OK, on to inflation. The big news here is that Fed Chair Jerome Powell has announced that the Fed is tightening monetary policy. There are three pieces of this:
The Fed is going to accelerate the tapering of quantitative easing so that QE is over by March.
Powell announced that the Fed intends to hike interest rates three times in 2022.
The Fed will also be looking to reduce the size of its balance sheet (a move which will probably be anti-inflationary).

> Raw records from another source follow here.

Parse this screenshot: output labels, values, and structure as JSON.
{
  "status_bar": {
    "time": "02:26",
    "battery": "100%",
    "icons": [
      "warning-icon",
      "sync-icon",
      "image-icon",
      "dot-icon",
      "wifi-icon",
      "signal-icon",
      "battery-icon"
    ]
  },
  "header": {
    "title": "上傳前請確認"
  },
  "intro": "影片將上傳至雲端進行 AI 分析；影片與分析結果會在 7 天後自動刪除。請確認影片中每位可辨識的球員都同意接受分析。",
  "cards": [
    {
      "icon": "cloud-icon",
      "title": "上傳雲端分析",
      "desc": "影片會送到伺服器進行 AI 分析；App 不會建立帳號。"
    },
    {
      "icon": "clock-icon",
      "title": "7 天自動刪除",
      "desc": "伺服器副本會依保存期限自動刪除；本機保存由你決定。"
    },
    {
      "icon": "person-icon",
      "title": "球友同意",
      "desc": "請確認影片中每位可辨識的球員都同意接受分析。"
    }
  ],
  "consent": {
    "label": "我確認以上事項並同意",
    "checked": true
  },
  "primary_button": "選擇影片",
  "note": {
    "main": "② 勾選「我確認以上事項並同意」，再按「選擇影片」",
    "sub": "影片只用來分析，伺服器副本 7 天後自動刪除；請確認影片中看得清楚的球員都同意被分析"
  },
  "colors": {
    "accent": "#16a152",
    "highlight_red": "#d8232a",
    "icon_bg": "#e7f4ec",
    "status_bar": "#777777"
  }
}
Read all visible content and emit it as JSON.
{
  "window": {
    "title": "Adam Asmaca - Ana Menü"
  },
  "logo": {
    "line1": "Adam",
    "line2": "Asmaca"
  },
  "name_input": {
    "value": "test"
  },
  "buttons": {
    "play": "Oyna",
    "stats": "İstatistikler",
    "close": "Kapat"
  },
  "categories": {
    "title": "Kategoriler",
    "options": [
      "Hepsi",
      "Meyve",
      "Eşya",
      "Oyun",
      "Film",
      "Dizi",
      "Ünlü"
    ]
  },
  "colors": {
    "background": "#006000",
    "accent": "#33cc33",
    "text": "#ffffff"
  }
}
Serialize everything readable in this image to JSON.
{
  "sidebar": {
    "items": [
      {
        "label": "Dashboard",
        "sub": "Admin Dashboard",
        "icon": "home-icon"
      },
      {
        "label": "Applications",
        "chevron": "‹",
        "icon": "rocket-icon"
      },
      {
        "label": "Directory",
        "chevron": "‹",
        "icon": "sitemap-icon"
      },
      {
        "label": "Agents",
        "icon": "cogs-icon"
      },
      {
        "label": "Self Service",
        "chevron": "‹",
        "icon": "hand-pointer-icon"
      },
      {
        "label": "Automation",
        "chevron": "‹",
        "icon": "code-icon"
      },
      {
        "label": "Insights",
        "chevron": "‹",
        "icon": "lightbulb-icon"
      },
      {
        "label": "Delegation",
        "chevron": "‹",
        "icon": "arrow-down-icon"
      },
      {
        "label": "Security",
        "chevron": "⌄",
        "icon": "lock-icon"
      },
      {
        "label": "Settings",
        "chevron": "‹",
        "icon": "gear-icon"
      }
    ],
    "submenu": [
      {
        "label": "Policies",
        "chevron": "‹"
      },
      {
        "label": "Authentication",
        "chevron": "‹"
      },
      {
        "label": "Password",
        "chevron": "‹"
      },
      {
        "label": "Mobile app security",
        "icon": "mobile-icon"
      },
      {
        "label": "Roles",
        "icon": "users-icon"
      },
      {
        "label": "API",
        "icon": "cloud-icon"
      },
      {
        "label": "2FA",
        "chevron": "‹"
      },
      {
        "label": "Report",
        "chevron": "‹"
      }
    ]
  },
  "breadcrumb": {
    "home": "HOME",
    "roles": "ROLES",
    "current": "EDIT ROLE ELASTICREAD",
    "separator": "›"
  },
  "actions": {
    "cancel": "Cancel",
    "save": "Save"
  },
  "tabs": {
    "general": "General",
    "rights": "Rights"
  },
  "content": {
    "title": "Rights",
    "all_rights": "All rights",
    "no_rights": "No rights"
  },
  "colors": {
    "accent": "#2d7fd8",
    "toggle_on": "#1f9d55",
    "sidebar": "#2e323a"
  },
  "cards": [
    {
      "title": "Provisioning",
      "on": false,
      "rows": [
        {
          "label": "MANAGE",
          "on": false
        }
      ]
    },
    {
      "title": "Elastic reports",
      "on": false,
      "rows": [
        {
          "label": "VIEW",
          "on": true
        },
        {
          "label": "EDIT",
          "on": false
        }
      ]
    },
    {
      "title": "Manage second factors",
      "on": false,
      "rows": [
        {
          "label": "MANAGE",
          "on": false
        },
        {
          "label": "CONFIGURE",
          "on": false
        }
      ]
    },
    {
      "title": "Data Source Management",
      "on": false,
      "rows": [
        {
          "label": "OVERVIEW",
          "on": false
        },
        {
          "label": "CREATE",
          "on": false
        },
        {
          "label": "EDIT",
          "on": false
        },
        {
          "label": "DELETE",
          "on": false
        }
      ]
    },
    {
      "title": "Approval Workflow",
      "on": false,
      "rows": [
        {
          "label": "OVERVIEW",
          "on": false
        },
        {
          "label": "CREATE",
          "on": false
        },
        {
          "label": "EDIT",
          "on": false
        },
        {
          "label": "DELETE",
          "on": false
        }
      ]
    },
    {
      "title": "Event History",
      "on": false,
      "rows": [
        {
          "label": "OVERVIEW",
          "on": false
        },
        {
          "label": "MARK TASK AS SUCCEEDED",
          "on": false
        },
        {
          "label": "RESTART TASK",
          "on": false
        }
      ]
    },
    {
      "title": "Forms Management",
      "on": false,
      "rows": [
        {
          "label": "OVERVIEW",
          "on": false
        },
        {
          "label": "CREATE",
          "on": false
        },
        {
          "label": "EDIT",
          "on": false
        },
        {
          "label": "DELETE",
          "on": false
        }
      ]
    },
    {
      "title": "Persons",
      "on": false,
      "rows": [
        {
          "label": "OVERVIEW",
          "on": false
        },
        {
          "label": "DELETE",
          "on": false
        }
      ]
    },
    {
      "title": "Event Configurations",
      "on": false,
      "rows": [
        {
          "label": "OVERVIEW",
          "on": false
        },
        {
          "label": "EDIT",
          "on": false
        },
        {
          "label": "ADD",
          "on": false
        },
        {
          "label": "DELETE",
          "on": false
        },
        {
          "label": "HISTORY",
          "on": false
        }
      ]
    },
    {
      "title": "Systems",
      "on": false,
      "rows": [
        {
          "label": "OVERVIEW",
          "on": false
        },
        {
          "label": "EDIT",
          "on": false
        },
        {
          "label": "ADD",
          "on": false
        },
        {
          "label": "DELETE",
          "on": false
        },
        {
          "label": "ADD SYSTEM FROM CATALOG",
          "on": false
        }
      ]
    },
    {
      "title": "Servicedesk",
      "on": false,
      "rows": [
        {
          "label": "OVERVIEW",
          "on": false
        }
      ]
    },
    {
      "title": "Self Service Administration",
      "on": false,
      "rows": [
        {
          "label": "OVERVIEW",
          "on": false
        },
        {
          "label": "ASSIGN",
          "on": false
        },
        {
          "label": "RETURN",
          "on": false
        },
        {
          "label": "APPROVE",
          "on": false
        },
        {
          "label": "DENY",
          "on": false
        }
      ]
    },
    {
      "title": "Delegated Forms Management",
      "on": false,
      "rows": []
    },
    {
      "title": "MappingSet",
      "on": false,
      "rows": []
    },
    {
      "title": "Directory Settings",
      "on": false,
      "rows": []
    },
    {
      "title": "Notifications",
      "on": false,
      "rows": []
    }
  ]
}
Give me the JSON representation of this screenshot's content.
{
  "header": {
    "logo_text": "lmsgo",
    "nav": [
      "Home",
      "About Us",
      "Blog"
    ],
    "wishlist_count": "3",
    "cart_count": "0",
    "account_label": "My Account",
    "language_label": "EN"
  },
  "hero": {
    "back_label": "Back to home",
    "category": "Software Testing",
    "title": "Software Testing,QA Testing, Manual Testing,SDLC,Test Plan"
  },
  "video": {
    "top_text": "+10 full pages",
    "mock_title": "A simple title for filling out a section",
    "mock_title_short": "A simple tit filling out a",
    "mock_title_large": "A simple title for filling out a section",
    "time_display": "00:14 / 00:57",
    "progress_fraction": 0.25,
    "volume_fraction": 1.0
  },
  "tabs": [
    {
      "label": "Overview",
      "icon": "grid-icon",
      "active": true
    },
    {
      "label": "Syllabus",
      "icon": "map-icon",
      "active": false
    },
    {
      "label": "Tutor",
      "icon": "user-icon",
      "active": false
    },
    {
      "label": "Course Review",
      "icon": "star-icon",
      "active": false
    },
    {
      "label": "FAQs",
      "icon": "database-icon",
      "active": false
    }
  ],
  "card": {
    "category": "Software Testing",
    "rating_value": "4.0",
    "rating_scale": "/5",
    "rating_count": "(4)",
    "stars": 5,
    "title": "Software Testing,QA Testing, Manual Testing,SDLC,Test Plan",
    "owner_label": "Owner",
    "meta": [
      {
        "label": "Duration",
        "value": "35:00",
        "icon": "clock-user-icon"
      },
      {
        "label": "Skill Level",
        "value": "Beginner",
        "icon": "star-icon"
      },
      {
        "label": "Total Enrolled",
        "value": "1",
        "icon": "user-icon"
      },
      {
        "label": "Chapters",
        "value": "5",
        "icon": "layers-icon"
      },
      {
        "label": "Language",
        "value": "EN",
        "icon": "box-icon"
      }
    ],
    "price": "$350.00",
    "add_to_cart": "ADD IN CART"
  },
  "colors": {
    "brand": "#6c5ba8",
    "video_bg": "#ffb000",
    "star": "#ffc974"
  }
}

As Bloomberg’s excellent John Authers explains, markets were already expecting this move; interest rate expectations for the next year increased across the board after Powell’s announcement, but only a very little bit. The Fed had been signaling for weeks now that its formerly blase attitude toward the current bout of inflation is long gone, and that it now takes the threat very seriously. Market expectations of future inflation, as measured by the 5-year breakeven rate, had already been trending down for a month, and ticked slightly lower after Powell’s speech:
In other words, the Fed appears to have inflation expectations under control. A combination of tough talk and moderate action have reassured the market that the central bank has not become cavalier about rising prices.
A lot of people, especially progressives, had been terrified of Fed tightening, thinking that this could send the economy into a tailspin. But Powell was never going to pull a Volcker here. Inflation is high compared to recent years, but it’s not yet out of control; the Fed didn’t have to bring inflation way down like in the early 80s, but merely to keep inflation expectations under control to prevent the emergence of a self-fulfilling runaway upward spiral.
And it looks like the Fed is successfully doing just that. The stock market surged following the announcement of tightening:
If people believed Powell were going to raise interest rates enough to actually force inflation back down to 2% in the face of ongoing supply chain disruptions, we would not see stocks going up. They would be crashing, because we’d be about to face a recession. The fact that stocks are up means that people now believe that Powell has successfully engineered a soft landing for inflation. Barring devastation from Omicron, employment will continue its rapid, healthy recovery.
But by the same token, don’t expect inflation to go back down to 2% soon. Powell is putting a lid on inflation, not slaying it. This is as it should be. Inflation is largely persistent because of ongoing disruptions to global supply chains, and one basic principle of monetary policy is that you don’t use policy to try to fight a supply shock. Instead you let it run its course, and use monetary policy to keep the resulting inflation from spiraling out of control.
That’s bad news for workers whose raises will be eaten up by rising prices. Low single-digit inflation will still probably cause popular discontent, and may hurt Democrats at the polls. But the alternative — smashing the economy and throwing millions back out of work just to drive inflation down a few percentage points — would likely be even worse.
So if there’s one unifying message for these Covid and inflation updates, it’s this: Many of our institutions are more functional than we tend to think. Regarding Omicron, our public health authorities didn’t encourage boosters, but the Biden administration has allowed and endorsed them, our providers have rolled them out very widely very fast, and our scientists invented them in the first place. Meanwhile, our central bank looks like it’ll manage to keep a lid on the most significant inflation in four decades without hurting the economy.
Those look like some reasonably functional institutions to me.
Thanks for mentioning the effectiveness of our institutions. They need all our support.
You emphasis the supply shock as a cause of inflation. However there has been a huge increase in demand as consumer switched spending from services to goods, presumably for pandemic related reasons. Also actual supply has increased. It is really a demand shock.